When I wrote mine out: What does an orgasm feel like? I knew it was edgy. I got the feeling we were supposed to stick to the mechanics of the physical act. But I’d already been enjoying what I thought were probably orgasms for a couple of years by that point, and I wanted confirmation. I folded my paper carefully and poked it through the slot of the wooden Pandora’s box sat on the teacher’s desk.

The day of class, I waited for my question to be read out with butterflies in my stomach. When the moment came, the teacher visibly reddened before responding: “It feels a bit like being tickled,” and swiftly moving on. Needless to say, it was not the answer I was looking for, or the one that I needed.

What we all needed to hear, in that moment, was that orgasms are a normal and natural function of the human body, and that sex is supposed to feel good for all parties involved. That sex has many important functions for human beings beyond making babies.

But instead, I left class that day with the distinct impression that orgasms were a source of shame, and feeling like a “bad girl” for even having asked. I didn’t confess to any of my friends that it was me who had.

As Laurie Nunn, creator of Netflix show Sex Education, notes in the Times piece: “Good sex education should be about tackling shame … In the writers’ room everyone shares their personal experiences and every story always comes back to shame. It affects the way people feel about themselves, their bodies, identity, and sexuality, for a very long time. We can carry shame for a lifetime.”

There is, of course, a whole other book on the ways in which this early shaming of my sexuality has impacted my adult life. So often impacts our lives as consensual (or not) sexual adults. Some of which may well find its way into Selfish Cunt.

Which brings me back to why the C-word is the hardest thing to say.


“Fuck.” “Shit.” “Wanker.” “Whore.” It’s not exactly news that the worst words are reserved for the things we feel the most shame about.

The fact it secretly feels so good to say them (to the extent that studies show swearing can help us withstand pain and lift heavier weights) is an indicator of how done we are with feeling bad about having bodies that crave pleasure and excrete disgusting substances. For being human!

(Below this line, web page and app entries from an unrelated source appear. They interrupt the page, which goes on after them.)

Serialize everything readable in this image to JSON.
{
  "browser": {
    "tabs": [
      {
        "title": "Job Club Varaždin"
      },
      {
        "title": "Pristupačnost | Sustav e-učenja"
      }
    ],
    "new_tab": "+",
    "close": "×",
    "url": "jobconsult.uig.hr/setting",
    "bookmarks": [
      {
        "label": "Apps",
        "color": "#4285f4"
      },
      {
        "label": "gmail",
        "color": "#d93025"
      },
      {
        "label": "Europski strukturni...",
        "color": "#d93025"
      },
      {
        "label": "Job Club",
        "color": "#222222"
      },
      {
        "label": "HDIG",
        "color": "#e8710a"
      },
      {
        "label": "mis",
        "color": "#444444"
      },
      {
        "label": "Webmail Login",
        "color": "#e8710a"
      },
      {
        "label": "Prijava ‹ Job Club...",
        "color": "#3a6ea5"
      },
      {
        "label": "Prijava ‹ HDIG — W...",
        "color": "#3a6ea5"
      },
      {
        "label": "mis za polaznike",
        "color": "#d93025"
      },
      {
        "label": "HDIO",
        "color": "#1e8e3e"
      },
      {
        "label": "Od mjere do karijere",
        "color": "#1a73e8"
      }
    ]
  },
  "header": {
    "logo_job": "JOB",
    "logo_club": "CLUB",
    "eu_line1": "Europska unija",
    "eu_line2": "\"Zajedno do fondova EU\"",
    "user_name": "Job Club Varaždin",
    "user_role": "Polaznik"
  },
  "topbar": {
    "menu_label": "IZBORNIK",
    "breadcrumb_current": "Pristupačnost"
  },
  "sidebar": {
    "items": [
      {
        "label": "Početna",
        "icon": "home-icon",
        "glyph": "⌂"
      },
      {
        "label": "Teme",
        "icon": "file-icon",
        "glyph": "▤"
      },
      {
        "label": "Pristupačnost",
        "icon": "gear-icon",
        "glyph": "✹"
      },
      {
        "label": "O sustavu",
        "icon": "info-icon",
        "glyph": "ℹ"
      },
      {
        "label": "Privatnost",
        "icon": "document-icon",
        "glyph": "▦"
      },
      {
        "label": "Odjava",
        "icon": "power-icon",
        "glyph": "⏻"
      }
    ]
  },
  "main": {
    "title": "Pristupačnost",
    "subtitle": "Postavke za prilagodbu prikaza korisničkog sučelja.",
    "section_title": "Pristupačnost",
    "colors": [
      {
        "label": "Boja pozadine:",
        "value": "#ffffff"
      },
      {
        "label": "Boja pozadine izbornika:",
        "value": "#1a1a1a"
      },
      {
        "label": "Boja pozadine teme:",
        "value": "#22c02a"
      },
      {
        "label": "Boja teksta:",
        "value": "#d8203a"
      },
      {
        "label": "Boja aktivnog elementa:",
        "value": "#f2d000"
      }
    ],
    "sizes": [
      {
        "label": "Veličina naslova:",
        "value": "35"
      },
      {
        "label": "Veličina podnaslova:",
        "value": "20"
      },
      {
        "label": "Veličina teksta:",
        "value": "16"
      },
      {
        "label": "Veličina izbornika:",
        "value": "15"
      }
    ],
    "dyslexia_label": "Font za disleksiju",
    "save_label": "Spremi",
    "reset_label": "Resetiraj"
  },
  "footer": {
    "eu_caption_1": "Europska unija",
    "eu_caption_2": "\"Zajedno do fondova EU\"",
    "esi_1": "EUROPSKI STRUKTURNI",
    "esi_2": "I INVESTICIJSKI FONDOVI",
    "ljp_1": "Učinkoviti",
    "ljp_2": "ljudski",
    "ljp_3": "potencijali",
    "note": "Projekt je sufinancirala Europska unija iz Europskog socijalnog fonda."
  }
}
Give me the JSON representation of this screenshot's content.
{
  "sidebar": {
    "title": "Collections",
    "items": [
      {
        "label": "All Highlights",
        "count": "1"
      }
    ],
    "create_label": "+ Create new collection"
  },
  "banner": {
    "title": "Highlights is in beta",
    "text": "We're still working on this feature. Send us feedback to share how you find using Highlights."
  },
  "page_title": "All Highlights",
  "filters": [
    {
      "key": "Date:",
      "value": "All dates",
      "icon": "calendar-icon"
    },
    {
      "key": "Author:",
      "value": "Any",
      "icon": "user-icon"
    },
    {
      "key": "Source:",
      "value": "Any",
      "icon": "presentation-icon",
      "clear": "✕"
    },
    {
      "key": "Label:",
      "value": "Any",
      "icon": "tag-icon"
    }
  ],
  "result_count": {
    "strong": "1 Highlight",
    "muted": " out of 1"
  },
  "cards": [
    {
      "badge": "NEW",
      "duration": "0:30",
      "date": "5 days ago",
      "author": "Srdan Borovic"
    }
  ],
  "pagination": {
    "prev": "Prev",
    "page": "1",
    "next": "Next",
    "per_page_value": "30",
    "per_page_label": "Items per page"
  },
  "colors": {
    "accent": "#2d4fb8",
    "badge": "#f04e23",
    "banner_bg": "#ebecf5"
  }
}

Some of them, that is. The proliferation of recent books with fuck in the title (including Alexandra’s, which tackles the subject of sexual shame head on) suggests we are well on the way to fully reclaiming the f-word, and therefore being able to talk more openly about the physical act. Masturbation and sex work—being linked to recreational vs. procreational sex—not so much.

And as for cunt? The first recorded use of the word in the English language is in a street-name found in various towns in Medieval Britain: Gropecunt Lane. Thought to have been haunts for prostitutes, the fact that all cunts are still seen as fair game for groping, and worse, shows we’re stuck in the dark ages with this one.

Except the trans community, that is. In the NYC ballroom scene (please have your heart and your eyes opened watching Paris is Burning and Pose) calling a person “cunty” is the highest compliment of all. It means she passes as a real woman. 

Reclaiming the C-word is part of creating a world where being cunty does not mean seeing sexual harassment as a rite of passage; where moving through the world is not laced with an invisible undercurrent of terror; and where all women, femmes, and female identifying individuals are free to claim full ownership of their sexuality.

Whether or not it winds up in the title of my book remains to be seen. Probably NOT, tbh—I’m not sure I’ve got the guts to take this one on beyond this inner circle. But I’m ready to reclaim it for my personal use at least. And I’ll be encouraging the women in my life to do the same.


This essay originally appeared in my newsletter, Like Nobody’s Watching. Subscribe HERE.

*If you have experienced sexual harassment or assault and you would like to talk to somebody about it, contact Rainn, the national sexual assault hotline, on 800.565.4673, or access their confidential live chat HERE. Readers in the UK and Canada can find support HERE.